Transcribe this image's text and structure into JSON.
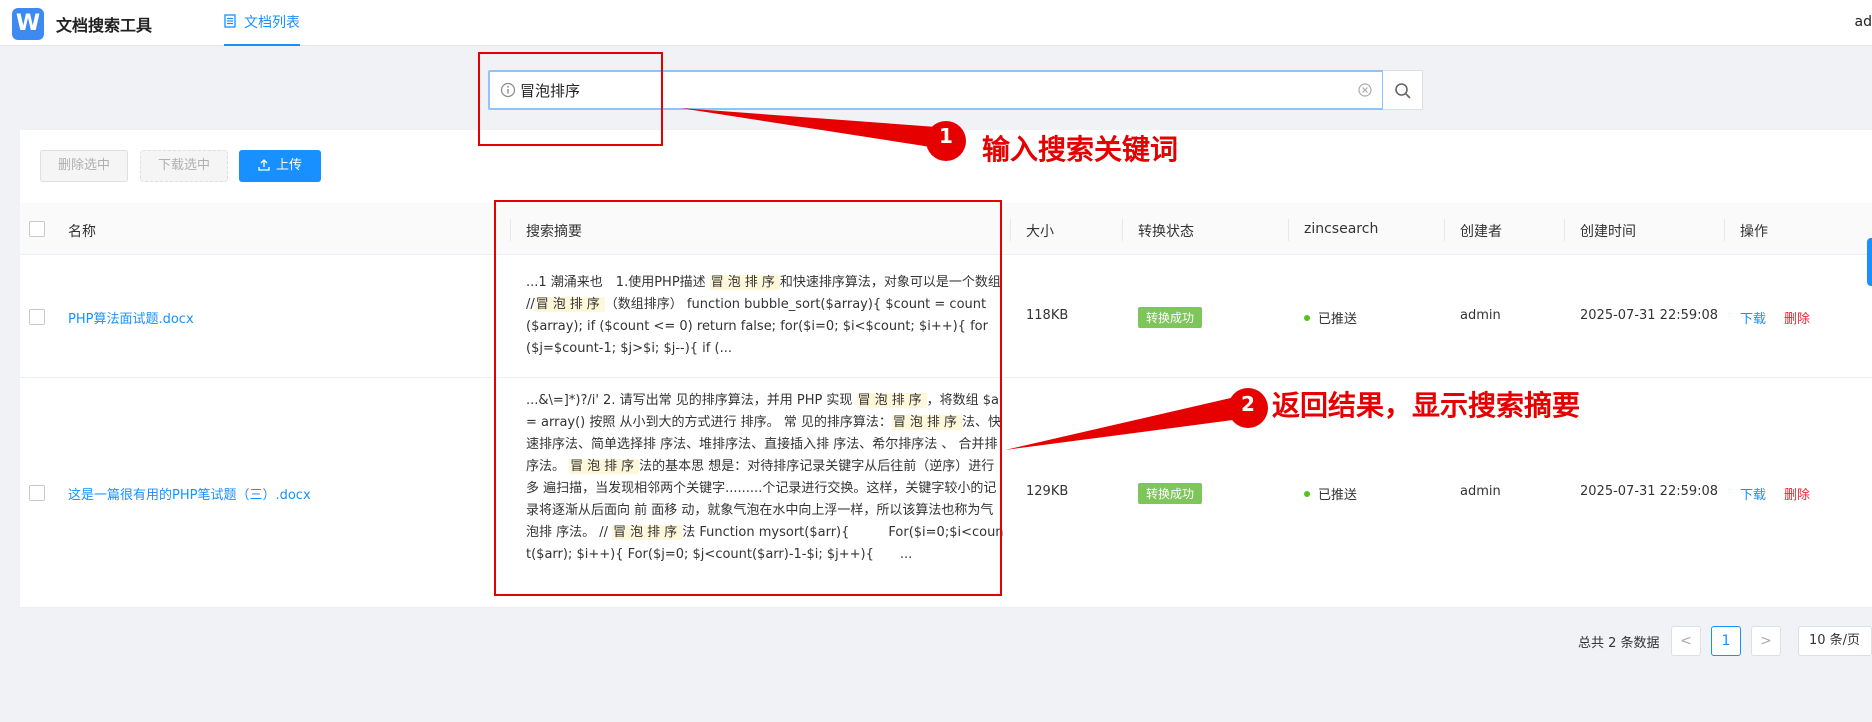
{
  "header": {
    "logo_letter": "W",
    "app_title": "文档搜索工具",
    "nav_tab": "文档列表",
    "user_fragment": "ad"
  },
  "search": {
    "value": "冒泡排序",
    "placeholder": ""
  },
  "toolbar": {
    "delete_selected": "删除选中",
    "download_selected": "下载选中",
    "upload": "上传"
  },
  "table": {
    "columns": [
      "名称",
      "搜索摘要",
      "大小",
      "转换状态",
      "zincsearch",
      "创建者",
      "创建时间",
      "操作"
    ],
    "rows": [
      {
        "name": "PHP算法面试题.docx",
        "summary": [
          {
            "t": "...1 潮涌来也　1.使用PHP描述 ",
            "h": false
          },
          {
            "t": "冒泡排序",
            "h": true
          },
          {
            "t": "和快速排序算法，对象可以是一个数组 //",
            "h": false
          },
          {
            "t": "冒泡排序",
            "h": true
          },
          {
            "t": "（数组排序）  function bubble_sort($array){ $count = count($array); if ($count <= 0) return false; for($i=0; $i<$count; $i++){ for($j=$count-1; $j>$i; $j--){ if (...",
            "h": false
          }
        ],
        "size": "118KB",
        "status": "转换成功",
        "zinc": "已推送",
        "creator": "admin",
        "created": "2025-07-31 22:59:08",
        "action_download": "下载",
        "action_delete": "删除"
      },
      {
        "name": "这是一篇很有用的PHP笔试题（三）.docx",
        "summary": [
          {
            "t": "...&\\=]*)?/i' 2. 请写出常 见的排序算法，并用 PHP 实现 ",
            "h": false
          },
          {
            "t": "冒泡排序",
            "h": true
          },
          {
            "t": "，将数组 $a = array() 按照 从小到大的方式进行 排序。 常 见的排序算法：",
            "h": false
          },
          {
            "t": "冒泡排序",
            "h": true
          },
          {
            "t": "法、快速排序法、简单选择排 序法、堆排序法、直接插入排 序法、希尔排序法 、 合并排 序法。 ",
            "h": false
          },
          {
            "t": "冒泡排序",
            "h": true
          },
          {
            "t": "法的基本思 想是：对待排序记录关键字从后往前（逆序）进行多 遍扫描，当发现相邻两个关键字.........个记录进行交换。这样，关键字较小的记录将逐渐从后面向 前 面移 动，就象气泡在水中向上浮一样，所以该算法也称为气泡排 序法。 // ",
            "h": false
          },
          {
            "t": "冒泡排序",
            "h": true
          },
          {
            "t": "法 Function mysort($arr){　　　For($i=0;$i<count($arr); $i++){ For($j=0; $j<count($arr)-1-$i; $j++){　　...",
            "h": false
          }
        ],
        "size": "129KB",
        "status": "转换成功",
        "zinc": "已推送",
        "creator": "admin",
        "created": "2025-07-31 22:59:08",
        "action_download": "下载",
        "action_delete": "删除"
      }
    ]
  },
  "pagination": {
    "total": "总共 2 条数据",
    "prev": "<",
    "current": "1",
    "next": ">",
    "page_size": "10 条/页"
  },
  "annotations": {
    "step1_num": "1",
    "step1_text": "输入搜索关键词",
    "step2_num": "2",
    "step2_text": "返回结果，显示搜索摘要"
  },
  "colors": {
    "primary": "#1890ff",
    "danger": "#f5222d",
    "success": "#7ec55a",
    "annotation": "#e60000",
    "highlight": "#fff7d9"
  }
}
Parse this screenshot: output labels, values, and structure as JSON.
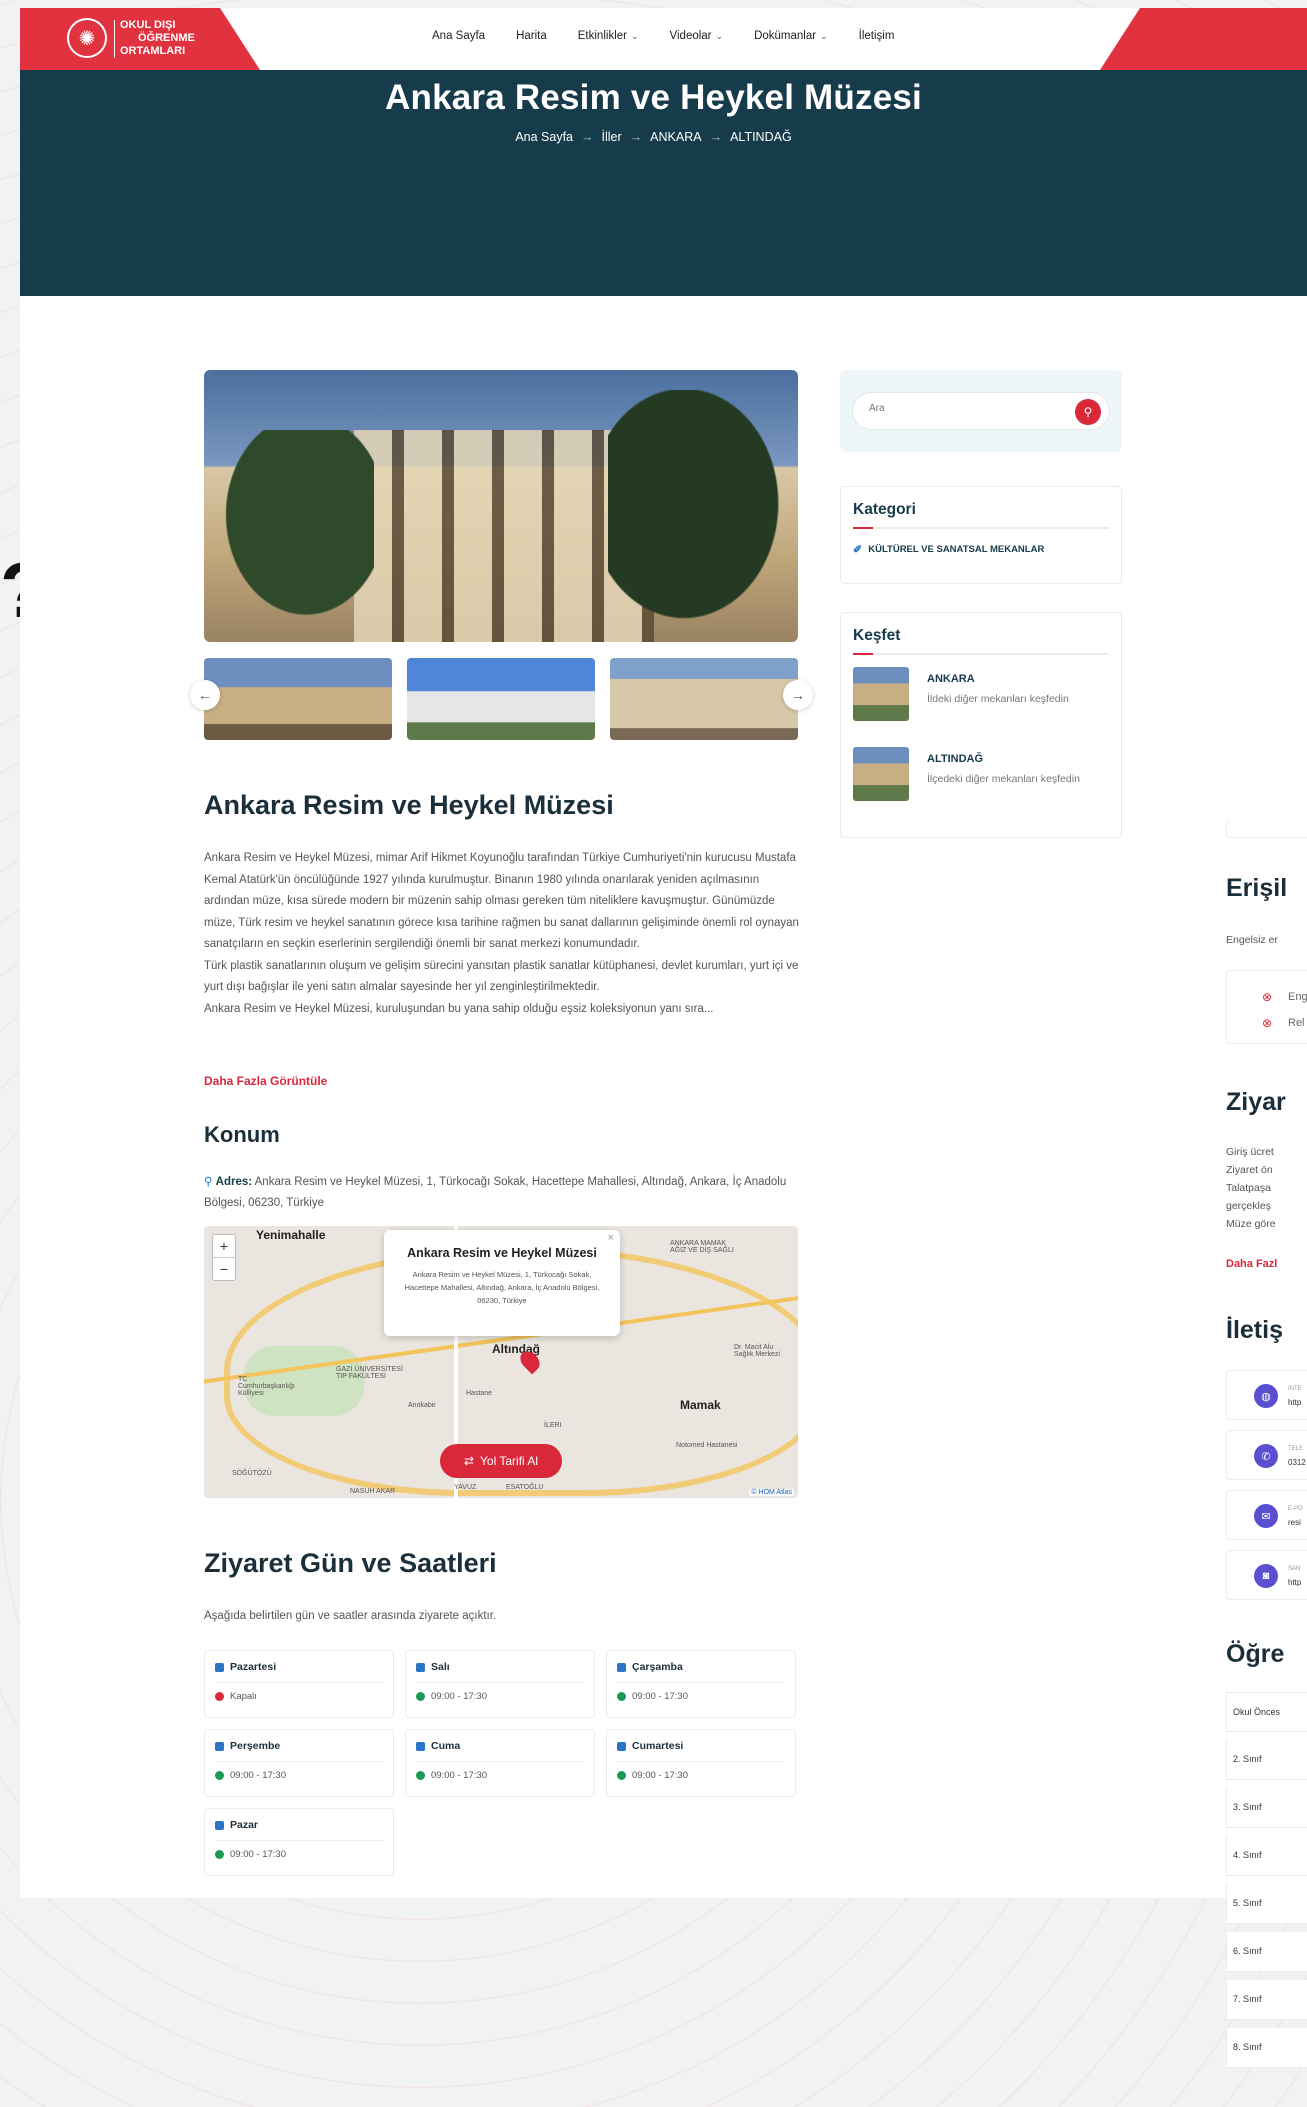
{
  "header": {
    "logo_lines": [
      "OKUL DIŞI",
      "ÖĞRENME",
      "ORTAMLARI"
    ],
    "nav": [
      {
        "label": "Ana Sayfa",
        "dropdown": false
      },
      {
        "label": "Harita",
        "dropdown": false
      },
      {
        "label": "Etkinlikler",
        "dropdown": true
      },
      {
        "label": "Videolar",
        "dropdown": true
      },
      {
        "label": "Dokümanlar",
        "dropdown": true
      },
      {
        "label": "İletişim",
        "dropdown": false
      }
    ]
  },
  "hero": {
    "title": "Ankara Resim ve Heykel Müzesi",
    "breadcrumb": [
      "Ana Sayfa",
      "İller",
      "ANKARA",
      "ALTINDAĞ"
    ]
  },
  "museum": {
    "title": "Ankara Resim ve Heykel Müzesi",
    "paragraphs": [
      "Ankara Resim ve Heykel Müzesi, mimar Arif Hikmet Koyunoğlu tarafından Türkiye Cumhuriyeti'nin kurucusu Mustafa Kemal Atatürk'ün öncülüğünde 1927 yılında kurulmuştur. Binanın 1980 yılında onarılarak yeniden açılmasının ardından müze, kısa sürede modern bir müzenin sahip olması gereken tüm niteliklere kavuşmuştur. Günümüzde müze, Türk resim ve heykel sanatının görece kısa tarihine rağmen bu sanat dallarının gelişiminde önemli rol oynayan sanatçıların en seçkin eserlerinin sergilendiği önemli bir sanat merkezi konumundadır.",
      "Türk plastik sanatlarının oluşum ve gelişim sürecini yansıtan plastik sanatlar kütüphanesi, devlet kurumları, yurt içi ve yurt dışı bağışlar ile yeni satın almalar sayesinde her yıl zenginleştirilmektedir.",
      "Ankara Resim ve Heykel Müzesi, kuruluşundan bu yana sahip olduğu eşsiz koleksiyonun yanı sıra..."
    ],
    "more_label": "Daha Fazla Görüntüle"
  },
  "location": {
    "title": "Konum",
    "address_label": "Adres:",
    "address": "Ankara Resim ve Heykel Müzesi, 1, Türkocağı Sokak, Hacettepe Mahallesi, Altındağ, Ankara, İç Anadolu Bölgesi, 06230, Türkiye",
    "map": {
      "popup_title": "Ankara Resim ve Heykel Müzesi",
      "popup_address": "Ankara Resim ve Heykel Müzesi, 1, Türkocağı Sokak, Hacettepe Mahallesi, Altındağ, Ankara, İç Anadolu Bölgesi, 06230, Türkiye",
      "labels": [
        "Yenimahalle",
        "Altındağ",
        "Mamak"
      ],
      "small_labels": [
        "TC Cumhurbaşkanlığı Külliyesi",
        "GAZİ ÜNİVERSİTESİ TIP FAKÜLTESİ",
        "Anıtkabir",
        "Hastane",
        "İLERI",
        "SÖĞÜTÖZÜ",
        "YAVUZ",
        "ESATOĞLU",
        "NASUH AKAR",
        "Notomed Hastanesi",
        "Dr. Macit Alu Sağlık Merkezi",
        "ANKARA MAMAK AĞIZ VE DİŞ SAĞLI"
      ],
      "route_label": "Yol Tarifi Al",
      "attribution": "© HOM Atlas"
    }
  },
  "visit": {
    "title": "Ziyaret Gün ve Saatleri",
    "subtitle": "Aşağıda belirtilen gün ve saatler arasında ziyarete açıktır.",
    "days": [
      {
        "name": "Pazartesi",
        "time": "Kapalı",
        "open": false
      },
      {
        "name": "Salı",
        "time": "09:00 - 17:30",
        "open": true
      },
      {
        "name": "Çarşamba",
        "time": "09:00 - 17:30",
        "open": true
      },
      {
        "name": "Perşembe",
        "time": "09:00 - 17:30",
        "open": true
      },
      {
        "name": "Cuma",
        "time": "09:00 - 17:30",
        "open": true
      },
      {
        "name": "Cumartesi",
        "time": "09:00 - 17:30",
        "open": true
      },
      {
        "name": "Pazar",
        "time": "09:00 - 17:30",
        "open": true
      }
    ]
  },
  "sidebar": {
    "search_placeholder": "Ara",
    "category": {
      "title": "Kategori",
      "item": "KÜLTÜREL VE SANATSAL MEKANLAR"
    },
    "explore": {
      "title": "Keşfet",
      "items": [
        {
          "name": "ANKARA",
          "sub": "İldeki diğer mekanları keşfedin"
        },
        {
          "name": "ALTINDAĞ",
          "sub": "İlçedeki diğer mekanları keşfedin"
        }
      ]
    }
  },
  "right_column": {
    "access_title": "Erişil",
    "access_text": "Engelsiz er",
    "access_items": [
      "Eng",
      "Rel"
    ],
    "visit_title": "Ziyar",
    "visit_lines": [
      "Giriş ücret",
      "Ziyaret ön",
      "Talatpaşa",
      "gerçekleş",
      "Müze göre"
    ],
    "visit_more": "Daha Fazl",
    "contact_title": "İletiş",
    "contacts": [
      {
        "label": "INTE",
        "value": "http"
      },
      {
        "label": "TELE",
        "value": "0312"
      },
      {
        "label": "E-PO",
        "value": "resi"
      },
      {
        "label": "SAN",
        "value": "http"
      }
    ],
    "grades_title": "Öğre",
    "grades": [
      "Okul Önces",
      "2. Sınıf",
      "3. Sınıf",
      "4. Sınıf",
      "5. Sınıf",
      "6. Sınıf",
      "7. Sınıf",
      "8. Sınıf"
    ]
  },
  "colors": {
    "brand_red": "#e0323f",
    "hero_bg": "#163b4a",
    "open_green": "#1a9a55",
    "closed_red": "#d8283a"
  }
}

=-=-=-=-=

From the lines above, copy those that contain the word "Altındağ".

* **The completed task**:
    "address": "Ankara Resim ve Heykel Müzesi, 1, Türkocağı Sokak, Hacettepe Mahallesi, Altındağ, Ankara, İç Anadolu Bölgesi, 06230, Türkiye",
      "popup_address": "Ankara Resim ve Heykel Müzesi, 1, Türkocağı Sokak, Hacettepe Mahallesi, Altındağ, Ankara, İç Anadolu Bölgesi, 06230, Türkiye",
        "Altındağ",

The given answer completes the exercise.